First things first. On to everybody’s favorite Chinese Supermarket: Sky. And what an amazing place it is — one of the largest retail spaces in the city packed with a whole lot of nothing that I could ever dream of wanting. If you were ever wondering if it was possible to stock two entire aisles with ramen noodles or Chinese snack chips, I’m here to tell you that, yes, yes it is.
But what about kid’s toothbrushes?
Lori actually brought out a bunch of kid’s toothbrushes thinking we’d be hard pressed to find them in Vientiane. Like the five-pound-yoga block that you also hauled out, I’m sorry to say, Lori, you can get both in Vientiane — and for far cheaper. In Lori’s defense, it really is impossible to know, even after two years of living here. Stock is always changing, old stores closing, and new shops opening.

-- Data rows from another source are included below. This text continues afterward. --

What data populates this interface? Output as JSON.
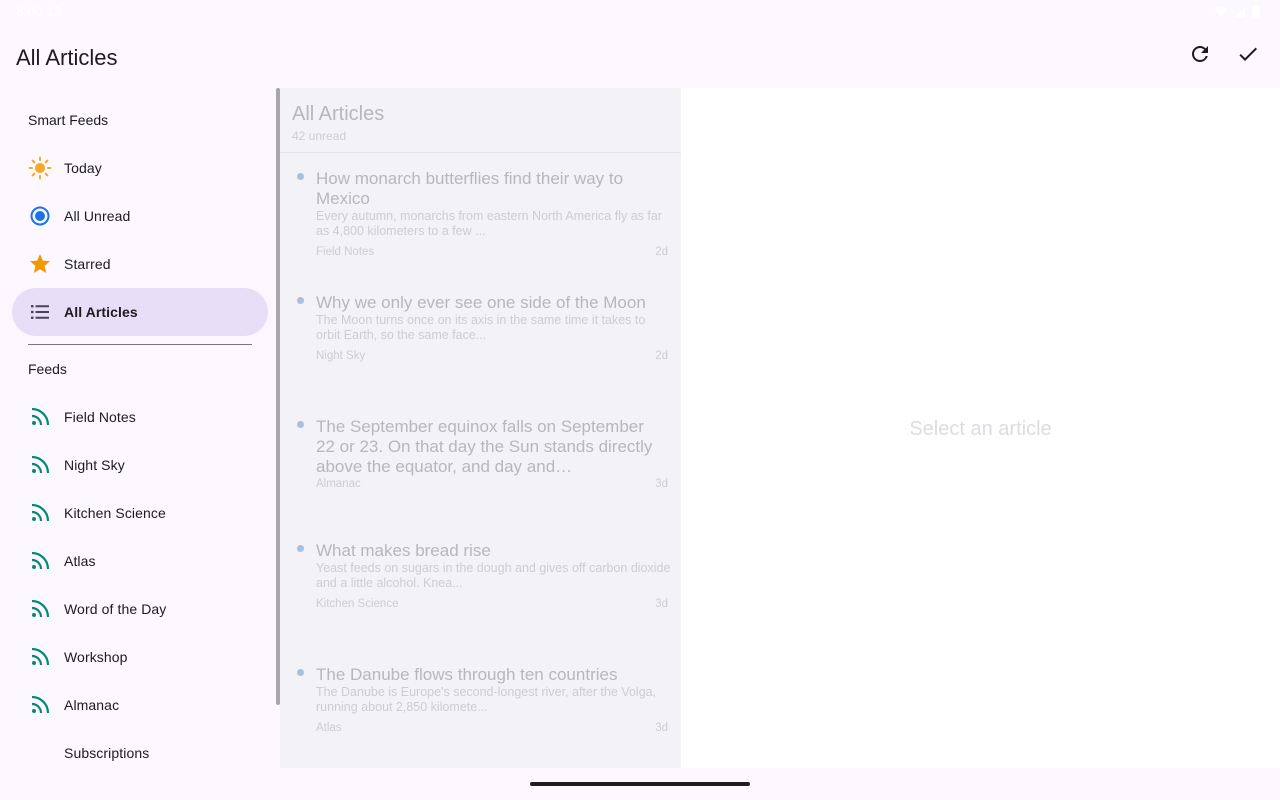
{
  "status": {
    "time": "8:00 13"
  },
  "app_bar": {
    "title": "All Articles",
    "actions": [
      {
        "name": "refresh",
        "icon": "refresh-icon"
      },
      {
        "name": "mark-all-read",
        "icon": "check-icon"
      }
    ]
  },
  "sidebar": {
    "smart_feeds_label": "Smart Feeds",
    "smart_feeds": [
      {
        "label": "Today",
        "icon": "sun-icon"
      },
      {
        "label": "All Unread",
        "icon": "radio-dot-icon"
      },
      {
        "label": "Starred",
        "icon": "star-icon"
      },
      {
        "label": "All Articles",
        "icon": "list-icon",
        "selected": true
      }
    ],
    "feeds_label": "Feeds",
    "feeds": [
      {
        "label": "Field Notes",
        "icon": "rss-icon"
      },
      {
        "label": "Night Sky",
        "icon": "rss-icon"
      },
      {
        "label": "Kitchen Science",
        "icon": "rss-icon"
      },
      {
        "label": "Atlas",
        "icon": "rss-icon"
      },
      {
        "label": "Word of the Day",
        "icon": "rss-icon"
      },
      {
        "label": "Workshop",
        "icon": "rss-icon"
      },
      {
        "label": "Almanac",
        "icon": "rss-icon"
      }
    ],
    "subscriptions_label": "Subscriptions"
  },
  "list": {
    "title": "All Articles",
    "unread_count": "42 unread",
    "articles": [
      {
        "title": "How monarch butterflies find their way to Mexico",
        "summary": "Every autumn, monarchs from eastern North America fly as far as 4,800 kilometers to a few ...",
        "feed": "Field Notes",
        "age": "2d"
      },
      {
        "title": "Why we only ever see one side of the Moon",
        "summary": "The Moon turns once on its axis in the same time it takes to orbit Earth, so the same face...",
        "feed": "Night Sky",
        "age": "2d"
      },
      {
        "title": "The September equinox falls on September 22 or 23. On that day the Sun stands directly above the equator, and day and…",
        "summary": "",
        "feed": "Almanac",
        "age": "3d"
      },
      {
        "title": "What makes bread rise",
        "summary": "Yeast feeds on sugars in the dough and gives off carbon dioxide and a little alcohol. Knea...",
        "feed": "Kitchen Science",
        "age": "3d"
      },
      {
        "title": "The Danube flows through ten countries",
        "summary": "The Danube is Europe's second-longest river, after the Volga, running about 2,850 kilomete...",
        "feed": "Atlas",
        "age": "3d"
      }
    ]
  },
  "detail": {
    "empty_text": "Select an article"
  },
  "colors": {
    "accent": "#6750a4",
    "selected_bg": "#e8def8",
    "rss": "#00897b",
    "sun": "#f9a825",
    "radio": "#1a73e8",
    "star": "#f29900"
  }
}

Alright, Riley, looks like we were able to find 2 of the 10 things we hoped to find at Sky. In Vientiane terms, that’s a pretty successful shopping trip.
Now it’s time to see what’s changed in the rest of the mall. Up we go!
Like every other “mall” in Vientiane, this place is constantly in flux. It seems they’re always moving shops around, closing useful stores and adding utterly useless ones, like this place:
I was disappointed to discover that half of the 6,000 kip stores (roughly equivalent to a dollar store) had closed, leaving only half a dozen. Yeah, I know they all carry the same thing. But somehow when there are more of them, I just can’t help but think that maybe the sixth or seventh one in a row might just have that one thing I’m looking for.
Even after six months away, ITECC wasn’t all that exciting. And, it wasn’t a particularly hot day, so the air conditioning wasn’t even on. But I did manage to get a bit of exercise, and Riley got a nice nap — I know it will only be a matter of time that it’ll be the reverse.
The highlight of our visit to ITECC, however, may very well have been this weirdness that has popped up next to the old convention center:
At first, it appeared to be a junkyard for old shipping containers and buses. But on further inspection…
Nope, still looks like a junkyard at this point. We’ll check back in another six months.
A lovely evening for a stroll. The great thing about January in Vientiane is there are no shortage of lovely evenings, even if the season’s burning over in Thailand obscures an otherwise perfect sunset. A week back in Vientiane and we realized we hadn’t yet been down to the river for a stroll. We were happy to see that the new market along the waterfront hadn’t been too badly damaged by last August’s flooding.
This particular night, I’m excited to be returning to one of my guilty pleasures — an oldie but goody: Chokdee Belgian Beer Bar. I know what you’re thinking, who comes all the way to Laos and visits a Belgian beer bar? Um…anyone who loves great beer, that’s who!
We’ve been away for five months, and are definitely excited to get our hands on the awesome regional food at all our favorite haunts. But we’ve also been craving the awesome French and Belgian food Vientiane has too, which is actually much harder to find in the Pacific Northwest than excellent Southeast Asian food.
And look at that menu! All those Belgian beers are ON TAP. Granted, not cheap in the least, but a nice treat every month or two, particularly when you no longer have regular access to PacNW craft beers.